Some of the men in the story looked hopeless. His brother-in-law Neal who was far worse than Paul – drunk, drugged, rude, self centred and a consummate liar. Paul and Neal’s mothers certainly loved their troubled sons, so it was difficult for the viewers to watch these men fall apart. Sometimes there was humour, but it was a sad humour.

Norman was unable to help his brother with gambling debts and alcoholism. The next May, Paul was beaten to death by a revolver handle in a drunken brawl. The whole family was devast­ated but given Paul’s history, no one was shocked.

Montana landscape
shown in the film

Many years ago I decided to never see a film first and then read the subsequent book second.
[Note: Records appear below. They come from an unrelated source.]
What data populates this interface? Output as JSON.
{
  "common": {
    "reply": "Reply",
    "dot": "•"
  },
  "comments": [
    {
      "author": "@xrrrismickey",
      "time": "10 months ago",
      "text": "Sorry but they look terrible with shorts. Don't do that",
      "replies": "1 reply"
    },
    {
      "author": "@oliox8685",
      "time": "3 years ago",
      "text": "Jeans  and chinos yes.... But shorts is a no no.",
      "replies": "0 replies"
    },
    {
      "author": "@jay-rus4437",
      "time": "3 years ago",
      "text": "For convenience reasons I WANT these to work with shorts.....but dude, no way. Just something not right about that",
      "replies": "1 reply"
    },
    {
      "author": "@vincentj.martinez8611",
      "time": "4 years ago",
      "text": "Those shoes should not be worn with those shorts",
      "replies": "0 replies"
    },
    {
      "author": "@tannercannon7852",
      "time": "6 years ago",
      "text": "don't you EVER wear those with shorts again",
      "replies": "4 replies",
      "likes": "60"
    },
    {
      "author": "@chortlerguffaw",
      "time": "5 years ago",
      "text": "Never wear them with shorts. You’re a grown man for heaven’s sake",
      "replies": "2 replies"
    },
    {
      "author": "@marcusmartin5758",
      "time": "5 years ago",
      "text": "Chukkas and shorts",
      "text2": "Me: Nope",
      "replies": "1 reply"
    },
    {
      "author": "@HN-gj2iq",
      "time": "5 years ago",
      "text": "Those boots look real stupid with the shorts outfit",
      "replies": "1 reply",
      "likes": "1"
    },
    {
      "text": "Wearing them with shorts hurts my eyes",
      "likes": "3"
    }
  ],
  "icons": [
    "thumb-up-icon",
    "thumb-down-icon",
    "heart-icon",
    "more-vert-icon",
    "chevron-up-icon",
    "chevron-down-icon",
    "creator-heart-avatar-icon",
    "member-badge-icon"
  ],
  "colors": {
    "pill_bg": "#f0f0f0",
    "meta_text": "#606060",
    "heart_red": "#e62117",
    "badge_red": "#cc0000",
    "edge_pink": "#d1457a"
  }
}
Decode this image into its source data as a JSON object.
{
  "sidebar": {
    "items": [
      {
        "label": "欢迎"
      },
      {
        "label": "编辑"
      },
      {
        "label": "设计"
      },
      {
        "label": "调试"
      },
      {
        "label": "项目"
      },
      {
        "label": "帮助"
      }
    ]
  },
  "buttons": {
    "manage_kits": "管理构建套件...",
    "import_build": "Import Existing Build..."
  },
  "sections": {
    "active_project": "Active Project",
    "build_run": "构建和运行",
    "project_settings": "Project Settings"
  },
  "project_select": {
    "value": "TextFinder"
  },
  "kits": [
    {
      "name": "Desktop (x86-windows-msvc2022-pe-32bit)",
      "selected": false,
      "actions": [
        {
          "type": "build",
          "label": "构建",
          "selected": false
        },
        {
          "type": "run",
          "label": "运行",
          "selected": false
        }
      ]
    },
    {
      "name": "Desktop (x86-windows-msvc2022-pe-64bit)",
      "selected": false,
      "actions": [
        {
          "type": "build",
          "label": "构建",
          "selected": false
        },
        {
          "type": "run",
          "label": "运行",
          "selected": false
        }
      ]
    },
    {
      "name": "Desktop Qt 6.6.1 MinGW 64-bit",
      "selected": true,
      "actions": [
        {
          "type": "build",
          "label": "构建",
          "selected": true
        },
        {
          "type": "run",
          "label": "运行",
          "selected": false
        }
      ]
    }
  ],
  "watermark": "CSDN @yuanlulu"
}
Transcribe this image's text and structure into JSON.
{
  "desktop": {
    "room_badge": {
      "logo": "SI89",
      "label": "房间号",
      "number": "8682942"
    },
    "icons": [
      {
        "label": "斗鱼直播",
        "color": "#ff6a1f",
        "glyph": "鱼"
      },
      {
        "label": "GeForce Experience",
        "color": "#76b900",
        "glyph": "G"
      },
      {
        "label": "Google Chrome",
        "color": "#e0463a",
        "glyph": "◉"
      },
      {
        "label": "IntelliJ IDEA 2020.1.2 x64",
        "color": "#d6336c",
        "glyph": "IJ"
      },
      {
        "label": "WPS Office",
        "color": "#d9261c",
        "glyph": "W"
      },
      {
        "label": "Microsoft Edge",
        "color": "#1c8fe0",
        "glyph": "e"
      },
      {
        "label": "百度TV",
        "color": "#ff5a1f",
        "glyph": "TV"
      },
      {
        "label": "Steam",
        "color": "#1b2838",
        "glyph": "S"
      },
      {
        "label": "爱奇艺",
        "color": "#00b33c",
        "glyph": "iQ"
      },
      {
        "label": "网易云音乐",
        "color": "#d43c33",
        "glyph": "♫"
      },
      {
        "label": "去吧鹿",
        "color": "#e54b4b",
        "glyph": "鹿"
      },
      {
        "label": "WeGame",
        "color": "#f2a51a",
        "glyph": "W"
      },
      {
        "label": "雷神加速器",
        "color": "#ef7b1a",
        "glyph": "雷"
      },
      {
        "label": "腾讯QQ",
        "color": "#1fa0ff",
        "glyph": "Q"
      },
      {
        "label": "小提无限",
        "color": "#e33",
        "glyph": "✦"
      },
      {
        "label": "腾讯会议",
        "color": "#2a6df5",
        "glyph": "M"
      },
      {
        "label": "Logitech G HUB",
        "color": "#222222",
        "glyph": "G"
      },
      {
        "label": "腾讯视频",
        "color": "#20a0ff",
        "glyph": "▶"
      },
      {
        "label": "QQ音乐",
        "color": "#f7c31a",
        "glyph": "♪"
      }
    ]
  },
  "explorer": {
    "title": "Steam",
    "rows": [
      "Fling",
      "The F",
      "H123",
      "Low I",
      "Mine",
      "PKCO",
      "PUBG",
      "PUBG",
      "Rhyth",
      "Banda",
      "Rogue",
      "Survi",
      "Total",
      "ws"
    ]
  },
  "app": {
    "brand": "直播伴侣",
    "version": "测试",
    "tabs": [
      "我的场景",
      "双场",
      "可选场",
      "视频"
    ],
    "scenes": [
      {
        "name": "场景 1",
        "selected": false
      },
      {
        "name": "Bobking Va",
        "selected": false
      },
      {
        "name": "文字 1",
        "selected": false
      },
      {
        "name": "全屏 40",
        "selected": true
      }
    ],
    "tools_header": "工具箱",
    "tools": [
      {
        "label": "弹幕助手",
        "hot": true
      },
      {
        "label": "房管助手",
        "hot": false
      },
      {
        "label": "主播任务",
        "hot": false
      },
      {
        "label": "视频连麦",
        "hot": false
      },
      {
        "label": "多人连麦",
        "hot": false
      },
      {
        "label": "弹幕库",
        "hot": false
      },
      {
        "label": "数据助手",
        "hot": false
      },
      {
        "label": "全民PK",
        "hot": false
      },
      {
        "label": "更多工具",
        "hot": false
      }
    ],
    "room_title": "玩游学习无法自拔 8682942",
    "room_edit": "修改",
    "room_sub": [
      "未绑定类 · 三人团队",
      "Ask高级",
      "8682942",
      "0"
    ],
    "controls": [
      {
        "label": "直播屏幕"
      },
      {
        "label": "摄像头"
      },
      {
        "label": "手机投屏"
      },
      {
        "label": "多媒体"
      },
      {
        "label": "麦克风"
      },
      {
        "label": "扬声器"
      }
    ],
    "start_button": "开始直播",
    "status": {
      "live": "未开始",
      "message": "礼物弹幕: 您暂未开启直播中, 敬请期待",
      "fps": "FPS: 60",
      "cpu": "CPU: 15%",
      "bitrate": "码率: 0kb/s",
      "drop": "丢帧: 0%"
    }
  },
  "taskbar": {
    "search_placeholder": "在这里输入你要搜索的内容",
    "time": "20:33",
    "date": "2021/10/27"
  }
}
Even if the film was well done, a film can never recreate the original author’s motivations and insights. It is not that I didn’t enjoy the film A River Runs Through It; I did! But I would have hated to not fully appreciate Maclean’s vision first.

Dan’s Reviews said that this was one of the most significant books in his life. It spoke to a subterranean level of spirituality that he believed all people possess, but men find nearly impossible to express. I would not use the word spirituality, but I agree the book addressed men’s yearning in a subtle, emotional way. Few films could manage that.

And another thing. I normally do not enjoy the use of the first person narrating books and films. The characters and events tend to be seen exclus­ive­ly through the eyes of the narrator, reducing the world. This film chronicled their intertwin­ing and often conflicting lives, focusing only on Norman's perspective. However Maclean won my heart at the beginning: “In our family, there was no clear line between religion and fly fishing.”

Personal narratives are only useful when viewers/readers can share them. Older brother Norman was constantly filled with a frustrating sense of helplessness concerning his loved baby brother and with his unloved brother in law. I understood totally ☹

Paul was arrested for drunken­ness and brawling more than once, and the family knew he had large gambling debts. Norman tried to intervene, failing every time. Then in 1938 Paul was found murdered, his body dumped in a bar’s alley. Decades later the elderly Norman Maclean still needed to under­stand the tragedy of his brother’s death, to honour him, and to thank the late Reverend for his fatherly wisdom.